Doubts arise over Chinese Nobel winner’s inability to travel
BEIJING (AP) — A friend of imprisoned Chinese Nobel Peace laureate Liu Xiaobo doubts the government’s claims that the ailing dissident is too sick to leave the country, in part because of a video in which Liu is described as being in “acceptable” condition.
Whether Liu is able to travel is a key question in any negotiations for his possible release from a Chinese hospital. The U.S. and European Union have been calling on Beijing to allow China’s most famous political prisoner to choose where he wants to be treated for late-stage liver cancer.
Shang Baojun, Liu’s former lawyer, has said Chinese officials have told Liu’s family members that his health was too poor to allow him to travel.
However, Liu’s friend, political dissident Hu Jia, said Monday a video that emerged on YouTube over the weekend appeared to indicate that Liu was in stable condition. Medical experts were seen saying that Liu’s treatment plan was going smoothly.
“Currently, his situation is acceptable,” an unidentified male doctor in a white coat was seen saying in the video, which did not include any images of Liu and was dated Wednesday.
A separate photo that’s been circulating online showed Liu holding a bowl and being spoon-fed by his wife, Liu Xia. He did not appear to be hooked up to life-support.
“Based on the videos and the photo, we know for sure that his conditions have not deteriorated,” Hu said. “There’s no question that Liu Xiaobo can travel.”
William Fingleton, spokesman for the European Union delegation in China, said EU diplomats met with a Chinese vice minister of justice on Friday regarding Liu’s treatment. Fingleton did not provide details on the discussion.
In a statement released later Friday, the EU’s foreign policy chief, Federica Mogherini, urged China to immediately grant Liu parole on humanitarian grounds, citing Liu’s deteriorating health.
Mogherini also said that China should “allow him to receive medical assistance at a place of his choosing in China or overseas,” and that Liu and his wife should be free to communicate with the outside world.
On past occasions, China has released political prisoners on grounds of ill health and immediately sent them into exile abroad.
Reliable, independent information on Liu’s condition and his desire to travel has been difficult to obtain, since Liu and Liu Xia have long been isolated by the authorities out of the reach of most friends and the media. While the couple has not publicly stated their willingness to go abroad, their friends believe they wish to do so, based on Liu Xia’s earlier indications.
China’s foreign ministry said Monday that it has no information on Liu’s case. “I can only say that we hope that the relevant countries can respect China’s judicial sovereignty instead of making use of this individual case to interfere in China’s domestic affairs,” spokesman Geng Shuang said at a regular news briefing.
China’s justice department did not immediately respond to faxed questions about Liu’s case. On Monday, the judicial bureau in Shenyang, the northeastern city where Liu is undergoing treatment, posted a statement that said Liu is receiving “meticulous care” from well-known Chinese doctors for liver cancer that has metastasized to his entire body.

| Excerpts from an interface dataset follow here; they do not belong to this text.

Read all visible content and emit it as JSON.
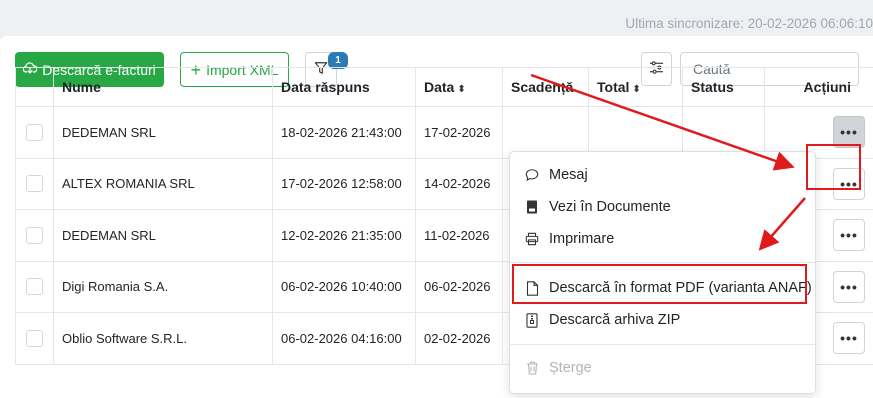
{
  "sync_text": "Ultima sincronizare: 20-02-2026 06:06:10",
  "toolbar": {
    "download_label": "Descarcă e-facturi",
    "import_label": "Import XML",
    "filter_badge": "1",
    "search_placeholder": "Caută"
  },
  "table": {
    "headers": {
      "name": "Nume",
      "response_date": "Data răspuns",
      "date": "Data",
      "due": "Scadență",
      "total": "Total",
      "status": "Status",
      "actions": "Acțiuni"
    },
    "rows": [
      {
        "name": "DEDEMAN SRL",
        "response_date": "18-02-2026 21:43:00",
        "date": "17-02-2026"
      },
      {
        "name": "ALTEX ROMANIA SRL",
        "response_date": "17-02-2026 12:58:00",
        "date": "14-02-2026"
      },
      {
        "name": "DEDEMAN SRL",
        "response_date": "12-02-2026 21:35:00",
        "date": "11-02-2026"
      },
      {
        "name": "Digi Romania S.A.",
        "response_date": "06-02-2026 10:40:00",
        "date": "06-02-2026"
      },
      {
        "name": "Oblio Software S.R.L.",
        "response_date": "06-02-2026 04:16:00",
        "date": "02-02-2026"
      }
    ]
  },
  "menu": {
    "message": "Mesaj",
    "view_docs": "Vezi în Documente",
    "print": "Imprimare",
    "download_pdf": "Descarcă în format PDF (varianta ANAF)",
    "download_zip": "Descarcă arhiva ZIP",
    "delete": "Șterge"
  },
  "colors": {
    "primary_green": "#28a745",
    "badge_blue": "#2b7ab8",
    "annotation_red": "#e01b1b"
  }
}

“With consent from family members, the hospital has conducted treatments aimed at fighting the tumor, protecting the liver, regulating the immune system, providing nutrition, and alleviating pain,” the statement said. “It also has applied a targeted drug that is most advanced, most proven, and unanimously recommended by both domestic and international guidelines.”
Liu, a writer and outspoken government critic, was sentenced in 2009 to 11 years in prison on a charge of inciting subversion of state power, a year after he co-authored Charter ’08, a document calling for democracy and rule of law in China. He was awarded the Nobel Peace Prize in 2010 while incarcerated.